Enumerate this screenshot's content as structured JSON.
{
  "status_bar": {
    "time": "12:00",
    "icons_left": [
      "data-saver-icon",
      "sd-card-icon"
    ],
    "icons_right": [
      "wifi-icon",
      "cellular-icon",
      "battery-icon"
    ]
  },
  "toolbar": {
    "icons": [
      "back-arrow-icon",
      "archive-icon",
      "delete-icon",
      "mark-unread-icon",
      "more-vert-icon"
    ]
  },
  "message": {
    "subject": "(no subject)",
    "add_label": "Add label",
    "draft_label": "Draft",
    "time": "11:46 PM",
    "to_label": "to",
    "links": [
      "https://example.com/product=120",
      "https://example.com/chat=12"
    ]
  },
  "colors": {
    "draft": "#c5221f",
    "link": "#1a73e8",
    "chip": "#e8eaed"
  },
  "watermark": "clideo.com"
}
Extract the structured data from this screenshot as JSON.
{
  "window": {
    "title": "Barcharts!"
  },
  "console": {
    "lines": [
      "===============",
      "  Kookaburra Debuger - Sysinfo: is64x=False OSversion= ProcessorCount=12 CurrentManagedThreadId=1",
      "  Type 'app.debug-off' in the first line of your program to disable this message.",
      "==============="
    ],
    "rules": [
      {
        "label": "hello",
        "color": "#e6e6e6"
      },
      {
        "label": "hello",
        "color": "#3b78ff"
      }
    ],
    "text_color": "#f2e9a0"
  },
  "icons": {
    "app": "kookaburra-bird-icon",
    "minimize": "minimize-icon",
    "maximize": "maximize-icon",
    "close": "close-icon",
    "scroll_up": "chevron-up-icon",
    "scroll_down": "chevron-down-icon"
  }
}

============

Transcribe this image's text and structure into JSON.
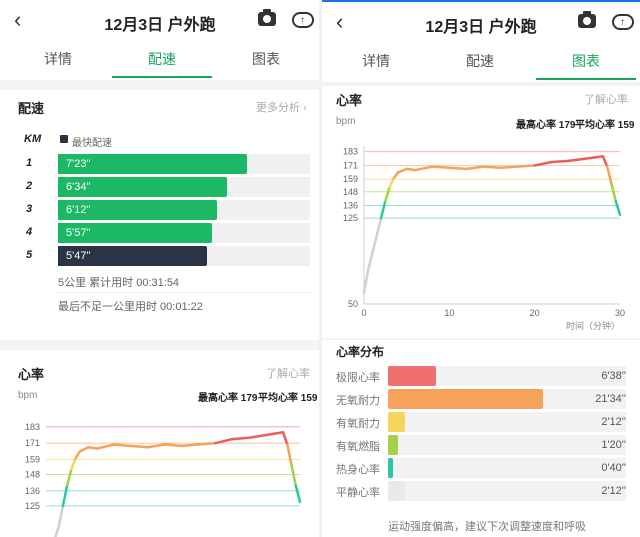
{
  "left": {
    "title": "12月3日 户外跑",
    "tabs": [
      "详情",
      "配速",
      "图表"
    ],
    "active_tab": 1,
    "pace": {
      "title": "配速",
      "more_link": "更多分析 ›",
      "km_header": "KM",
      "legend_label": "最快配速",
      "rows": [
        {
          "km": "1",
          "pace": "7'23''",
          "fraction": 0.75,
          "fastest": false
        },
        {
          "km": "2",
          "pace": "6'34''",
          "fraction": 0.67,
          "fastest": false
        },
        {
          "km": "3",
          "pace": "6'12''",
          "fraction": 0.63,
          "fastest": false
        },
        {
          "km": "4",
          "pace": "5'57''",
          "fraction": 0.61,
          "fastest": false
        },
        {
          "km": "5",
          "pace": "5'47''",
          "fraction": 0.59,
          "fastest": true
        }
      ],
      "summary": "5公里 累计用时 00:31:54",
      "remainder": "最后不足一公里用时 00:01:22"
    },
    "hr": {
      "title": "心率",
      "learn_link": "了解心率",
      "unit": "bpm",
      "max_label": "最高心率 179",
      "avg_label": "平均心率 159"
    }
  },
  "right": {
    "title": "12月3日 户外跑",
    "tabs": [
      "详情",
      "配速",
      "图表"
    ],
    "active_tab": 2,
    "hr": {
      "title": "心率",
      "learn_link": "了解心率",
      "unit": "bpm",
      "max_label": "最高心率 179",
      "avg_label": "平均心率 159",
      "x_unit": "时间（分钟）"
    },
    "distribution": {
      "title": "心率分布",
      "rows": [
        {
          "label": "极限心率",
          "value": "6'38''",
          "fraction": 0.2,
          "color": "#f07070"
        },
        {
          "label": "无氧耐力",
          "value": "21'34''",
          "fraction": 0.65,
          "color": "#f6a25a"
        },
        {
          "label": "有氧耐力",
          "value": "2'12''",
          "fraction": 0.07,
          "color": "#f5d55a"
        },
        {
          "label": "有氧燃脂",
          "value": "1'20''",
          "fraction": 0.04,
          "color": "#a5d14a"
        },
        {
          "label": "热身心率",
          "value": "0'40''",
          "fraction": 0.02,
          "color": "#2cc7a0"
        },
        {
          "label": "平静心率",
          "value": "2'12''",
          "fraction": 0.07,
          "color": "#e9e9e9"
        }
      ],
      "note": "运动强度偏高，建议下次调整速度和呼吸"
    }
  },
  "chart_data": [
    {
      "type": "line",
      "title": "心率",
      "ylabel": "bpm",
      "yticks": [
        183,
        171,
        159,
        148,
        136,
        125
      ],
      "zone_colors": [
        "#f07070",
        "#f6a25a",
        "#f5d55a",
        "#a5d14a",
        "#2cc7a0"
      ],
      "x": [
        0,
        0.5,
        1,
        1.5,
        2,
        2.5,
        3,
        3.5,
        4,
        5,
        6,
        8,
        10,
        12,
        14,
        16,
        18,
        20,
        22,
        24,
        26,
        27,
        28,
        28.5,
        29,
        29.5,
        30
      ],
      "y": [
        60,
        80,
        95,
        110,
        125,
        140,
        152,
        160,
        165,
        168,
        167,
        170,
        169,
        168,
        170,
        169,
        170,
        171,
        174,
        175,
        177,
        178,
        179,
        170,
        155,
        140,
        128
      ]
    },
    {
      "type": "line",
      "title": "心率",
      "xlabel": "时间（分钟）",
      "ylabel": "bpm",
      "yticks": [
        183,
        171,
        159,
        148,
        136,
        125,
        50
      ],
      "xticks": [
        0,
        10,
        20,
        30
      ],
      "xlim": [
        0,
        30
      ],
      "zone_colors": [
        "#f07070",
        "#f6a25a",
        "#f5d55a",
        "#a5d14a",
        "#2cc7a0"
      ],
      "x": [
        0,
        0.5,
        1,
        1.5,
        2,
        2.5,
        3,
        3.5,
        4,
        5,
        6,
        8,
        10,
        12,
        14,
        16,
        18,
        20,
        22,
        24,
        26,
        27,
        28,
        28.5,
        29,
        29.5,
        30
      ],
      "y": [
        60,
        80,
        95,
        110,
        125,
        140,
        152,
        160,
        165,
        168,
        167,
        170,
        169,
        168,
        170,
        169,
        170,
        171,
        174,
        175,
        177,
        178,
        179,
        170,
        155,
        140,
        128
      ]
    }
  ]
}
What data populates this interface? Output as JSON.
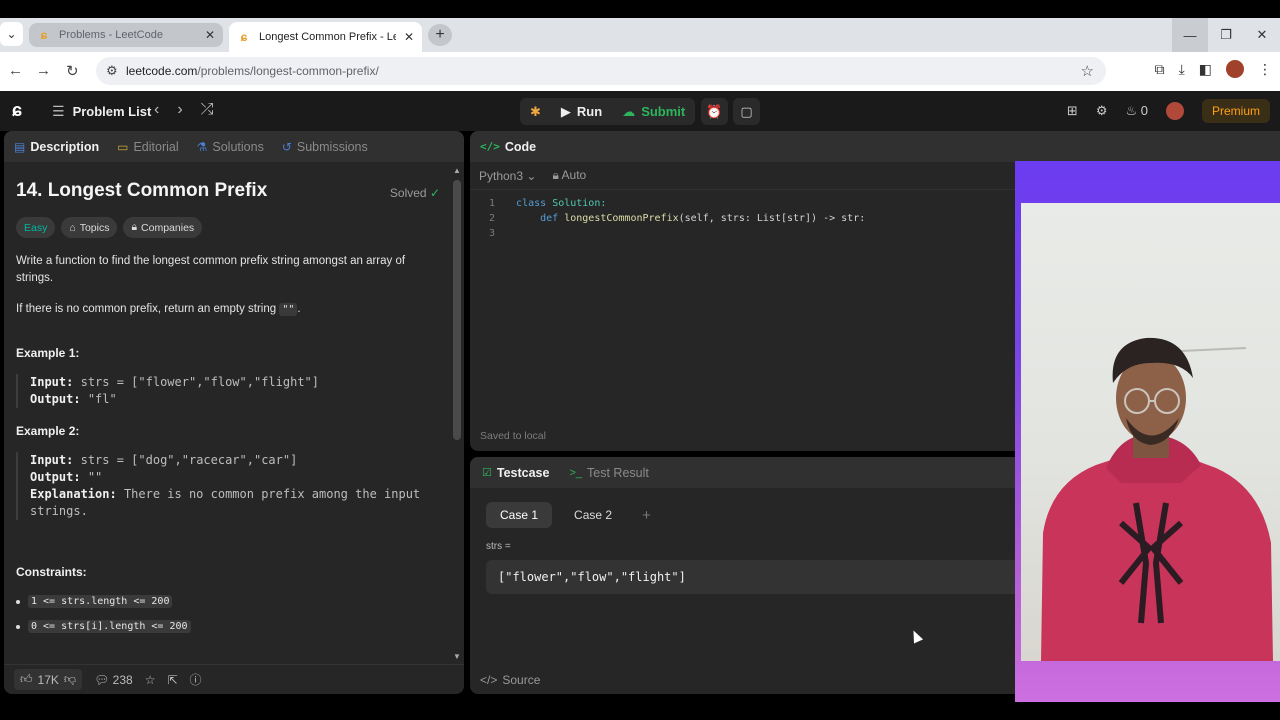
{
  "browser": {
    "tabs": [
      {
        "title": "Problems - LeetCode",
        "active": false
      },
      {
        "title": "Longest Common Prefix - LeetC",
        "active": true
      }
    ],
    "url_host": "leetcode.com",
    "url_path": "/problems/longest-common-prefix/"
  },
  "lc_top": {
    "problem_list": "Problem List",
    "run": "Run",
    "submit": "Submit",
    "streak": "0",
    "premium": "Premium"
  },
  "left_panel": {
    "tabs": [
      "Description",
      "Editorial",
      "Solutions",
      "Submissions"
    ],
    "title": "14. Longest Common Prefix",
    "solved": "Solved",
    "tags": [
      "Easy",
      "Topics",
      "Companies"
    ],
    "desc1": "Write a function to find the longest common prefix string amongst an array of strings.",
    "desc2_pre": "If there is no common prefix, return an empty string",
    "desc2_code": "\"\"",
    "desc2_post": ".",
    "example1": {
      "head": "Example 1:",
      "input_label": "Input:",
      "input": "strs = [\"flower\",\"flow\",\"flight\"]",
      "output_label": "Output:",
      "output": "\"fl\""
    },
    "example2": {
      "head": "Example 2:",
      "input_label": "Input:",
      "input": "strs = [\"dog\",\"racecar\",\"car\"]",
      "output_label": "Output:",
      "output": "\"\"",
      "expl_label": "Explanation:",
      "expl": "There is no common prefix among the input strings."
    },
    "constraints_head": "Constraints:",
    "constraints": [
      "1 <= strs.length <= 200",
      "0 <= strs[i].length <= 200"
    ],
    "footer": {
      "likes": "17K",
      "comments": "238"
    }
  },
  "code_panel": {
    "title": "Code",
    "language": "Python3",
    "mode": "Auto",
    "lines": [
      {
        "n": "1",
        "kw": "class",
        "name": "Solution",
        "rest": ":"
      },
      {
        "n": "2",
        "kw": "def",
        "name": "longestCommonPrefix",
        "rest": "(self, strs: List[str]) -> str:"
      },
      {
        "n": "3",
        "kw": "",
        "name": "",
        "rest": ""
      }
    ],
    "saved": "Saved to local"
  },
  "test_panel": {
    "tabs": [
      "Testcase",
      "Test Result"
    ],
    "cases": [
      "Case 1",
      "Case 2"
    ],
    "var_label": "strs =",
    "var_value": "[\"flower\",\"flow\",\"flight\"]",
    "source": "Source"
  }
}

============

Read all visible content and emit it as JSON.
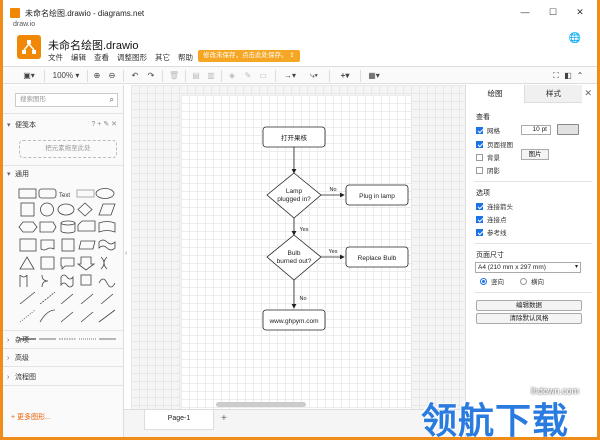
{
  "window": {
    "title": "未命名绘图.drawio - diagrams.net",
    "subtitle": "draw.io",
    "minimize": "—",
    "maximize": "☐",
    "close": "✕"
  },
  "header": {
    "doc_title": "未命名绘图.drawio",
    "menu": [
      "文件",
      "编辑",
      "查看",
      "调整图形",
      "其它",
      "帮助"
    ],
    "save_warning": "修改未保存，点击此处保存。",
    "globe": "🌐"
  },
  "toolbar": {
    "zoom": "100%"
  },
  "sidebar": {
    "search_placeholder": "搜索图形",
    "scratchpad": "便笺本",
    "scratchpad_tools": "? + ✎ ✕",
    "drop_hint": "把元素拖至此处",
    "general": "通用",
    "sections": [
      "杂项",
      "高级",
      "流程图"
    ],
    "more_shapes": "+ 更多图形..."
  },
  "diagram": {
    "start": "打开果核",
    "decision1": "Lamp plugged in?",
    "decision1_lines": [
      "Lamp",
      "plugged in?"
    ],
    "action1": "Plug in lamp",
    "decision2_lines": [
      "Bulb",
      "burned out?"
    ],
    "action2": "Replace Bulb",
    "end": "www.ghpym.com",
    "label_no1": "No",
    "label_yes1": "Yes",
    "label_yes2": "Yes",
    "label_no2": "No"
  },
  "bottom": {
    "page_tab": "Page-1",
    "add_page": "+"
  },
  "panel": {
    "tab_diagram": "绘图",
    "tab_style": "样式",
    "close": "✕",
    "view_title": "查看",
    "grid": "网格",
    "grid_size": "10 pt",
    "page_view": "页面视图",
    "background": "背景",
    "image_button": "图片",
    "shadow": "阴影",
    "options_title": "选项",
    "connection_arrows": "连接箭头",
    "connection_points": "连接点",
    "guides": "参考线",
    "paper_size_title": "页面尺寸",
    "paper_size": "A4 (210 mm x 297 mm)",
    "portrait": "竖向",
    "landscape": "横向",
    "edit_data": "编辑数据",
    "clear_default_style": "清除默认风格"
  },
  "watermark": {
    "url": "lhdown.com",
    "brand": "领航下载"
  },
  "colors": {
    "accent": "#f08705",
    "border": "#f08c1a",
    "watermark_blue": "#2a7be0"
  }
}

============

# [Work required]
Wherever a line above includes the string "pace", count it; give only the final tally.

# [Result of this exercise]
6